Records for this task >>
########################################
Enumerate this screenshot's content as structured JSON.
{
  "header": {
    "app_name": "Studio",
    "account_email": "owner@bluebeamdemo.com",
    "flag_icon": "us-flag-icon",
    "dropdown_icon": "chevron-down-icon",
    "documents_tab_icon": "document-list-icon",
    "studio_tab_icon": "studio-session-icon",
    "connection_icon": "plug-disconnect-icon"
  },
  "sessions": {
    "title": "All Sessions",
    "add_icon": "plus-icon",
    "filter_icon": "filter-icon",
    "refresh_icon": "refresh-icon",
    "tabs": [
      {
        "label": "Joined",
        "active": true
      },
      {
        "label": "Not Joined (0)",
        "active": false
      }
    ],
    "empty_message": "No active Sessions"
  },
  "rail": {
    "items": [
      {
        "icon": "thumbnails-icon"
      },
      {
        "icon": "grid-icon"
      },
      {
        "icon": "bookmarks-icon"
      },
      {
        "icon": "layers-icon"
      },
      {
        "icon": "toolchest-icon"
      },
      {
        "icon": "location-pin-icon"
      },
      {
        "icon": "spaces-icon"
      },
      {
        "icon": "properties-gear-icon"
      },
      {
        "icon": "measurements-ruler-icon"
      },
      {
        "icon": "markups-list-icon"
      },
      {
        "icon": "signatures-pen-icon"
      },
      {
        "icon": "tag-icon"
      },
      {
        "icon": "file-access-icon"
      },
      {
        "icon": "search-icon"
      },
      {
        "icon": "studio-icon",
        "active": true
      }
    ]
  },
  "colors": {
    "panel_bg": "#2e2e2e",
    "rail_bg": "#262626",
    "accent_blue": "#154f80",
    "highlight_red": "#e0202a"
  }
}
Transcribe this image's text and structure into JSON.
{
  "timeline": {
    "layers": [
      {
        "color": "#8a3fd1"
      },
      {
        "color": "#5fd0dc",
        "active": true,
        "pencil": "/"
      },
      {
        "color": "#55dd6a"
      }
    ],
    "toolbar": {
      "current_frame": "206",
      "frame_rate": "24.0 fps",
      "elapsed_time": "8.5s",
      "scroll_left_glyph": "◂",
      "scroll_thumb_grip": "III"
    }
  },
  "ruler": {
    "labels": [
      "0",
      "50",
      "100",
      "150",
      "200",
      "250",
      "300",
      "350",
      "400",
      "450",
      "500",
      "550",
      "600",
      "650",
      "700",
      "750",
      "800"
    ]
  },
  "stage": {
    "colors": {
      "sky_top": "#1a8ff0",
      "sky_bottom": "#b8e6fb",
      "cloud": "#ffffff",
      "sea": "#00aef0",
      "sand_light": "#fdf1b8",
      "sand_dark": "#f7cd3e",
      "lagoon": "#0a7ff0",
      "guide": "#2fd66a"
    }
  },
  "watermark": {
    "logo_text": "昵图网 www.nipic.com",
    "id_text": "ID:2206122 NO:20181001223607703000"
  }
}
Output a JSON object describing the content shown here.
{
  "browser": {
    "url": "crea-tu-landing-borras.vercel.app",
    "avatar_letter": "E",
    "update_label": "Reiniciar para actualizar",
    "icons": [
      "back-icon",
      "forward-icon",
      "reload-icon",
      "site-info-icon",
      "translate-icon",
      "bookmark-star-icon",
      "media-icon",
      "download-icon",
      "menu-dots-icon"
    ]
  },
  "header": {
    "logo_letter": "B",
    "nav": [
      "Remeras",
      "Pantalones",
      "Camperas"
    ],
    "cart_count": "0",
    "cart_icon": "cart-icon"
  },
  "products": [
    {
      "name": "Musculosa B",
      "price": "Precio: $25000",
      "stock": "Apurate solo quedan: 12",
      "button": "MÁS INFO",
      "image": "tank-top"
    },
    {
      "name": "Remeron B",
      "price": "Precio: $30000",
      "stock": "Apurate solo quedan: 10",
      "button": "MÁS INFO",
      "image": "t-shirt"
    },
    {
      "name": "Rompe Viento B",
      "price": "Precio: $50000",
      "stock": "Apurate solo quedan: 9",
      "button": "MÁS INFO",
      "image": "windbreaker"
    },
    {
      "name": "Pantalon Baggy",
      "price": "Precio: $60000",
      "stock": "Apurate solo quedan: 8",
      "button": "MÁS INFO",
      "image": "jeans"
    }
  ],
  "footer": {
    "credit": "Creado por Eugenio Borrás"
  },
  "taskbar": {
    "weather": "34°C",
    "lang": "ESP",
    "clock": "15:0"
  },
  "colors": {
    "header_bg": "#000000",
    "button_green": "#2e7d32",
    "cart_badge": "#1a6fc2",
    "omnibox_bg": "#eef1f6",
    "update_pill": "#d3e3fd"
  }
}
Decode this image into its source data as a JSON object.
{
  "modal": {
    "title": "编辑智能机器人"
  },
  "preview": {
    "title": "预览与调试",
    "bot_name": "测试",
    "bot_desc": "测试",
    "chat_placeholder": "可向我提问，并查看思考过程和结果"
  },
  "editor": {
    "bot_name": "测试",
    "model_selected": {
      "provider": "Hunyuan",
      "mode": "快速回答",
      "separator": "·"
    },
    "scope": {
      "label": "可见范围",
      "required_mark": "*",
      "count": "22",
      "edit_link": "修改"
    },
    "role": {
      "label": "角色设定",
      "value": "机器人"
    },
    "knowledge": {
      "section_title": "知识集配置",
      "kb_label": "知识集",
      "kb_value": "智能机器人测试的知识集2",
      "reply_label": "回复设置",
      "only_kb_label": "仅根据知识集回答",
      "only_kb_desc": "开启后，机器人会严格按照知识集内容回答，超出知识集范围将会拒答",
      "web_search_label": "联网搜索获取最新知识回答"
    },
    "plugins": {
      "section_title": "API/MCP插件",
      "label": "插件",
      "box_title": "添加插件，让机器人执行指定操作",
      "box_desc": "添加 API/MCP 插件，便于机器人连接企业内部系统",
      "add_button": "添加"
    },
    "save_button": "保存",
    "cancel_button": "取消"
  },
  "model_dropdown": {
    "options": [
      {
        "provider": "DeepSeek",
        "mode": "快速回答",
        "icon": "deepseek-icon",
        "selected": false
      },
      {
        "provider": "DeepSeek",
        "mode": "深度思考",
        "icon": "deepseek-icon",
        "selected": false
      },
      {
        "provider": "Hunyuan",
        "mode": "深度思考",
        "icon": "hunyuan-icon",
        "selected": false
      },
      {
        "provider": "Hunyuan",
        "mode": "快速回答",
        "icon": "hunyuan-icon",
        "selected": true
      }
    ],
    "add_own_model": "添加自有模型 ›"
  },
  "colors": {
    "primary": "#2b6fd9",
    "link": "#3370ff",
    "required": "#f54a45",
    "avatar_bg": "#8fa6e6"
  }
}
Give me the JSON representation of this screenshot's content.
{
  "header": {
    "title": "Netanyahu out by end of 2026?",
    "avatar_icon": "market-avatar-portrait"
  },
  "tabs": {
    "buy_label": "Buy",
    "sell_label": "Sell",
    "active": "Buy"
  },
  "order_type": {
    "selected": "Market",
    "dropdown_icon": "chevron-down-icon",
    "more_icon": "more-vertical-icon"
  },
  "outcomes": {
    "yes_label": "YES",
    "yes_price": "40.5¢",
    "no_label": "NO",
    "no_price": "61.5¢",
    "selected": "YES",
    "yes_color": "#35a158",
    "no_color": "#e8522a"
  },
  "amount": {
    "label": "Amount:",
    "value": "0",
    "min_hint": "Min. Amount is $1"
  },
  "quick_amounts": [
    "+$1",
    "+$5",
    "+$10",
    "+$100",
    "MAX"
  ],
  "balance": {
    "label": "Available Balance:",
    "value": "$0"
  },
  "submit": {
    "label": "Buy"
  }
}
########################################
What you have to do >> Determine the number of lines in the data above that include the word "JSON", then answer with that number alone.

Reply >> 5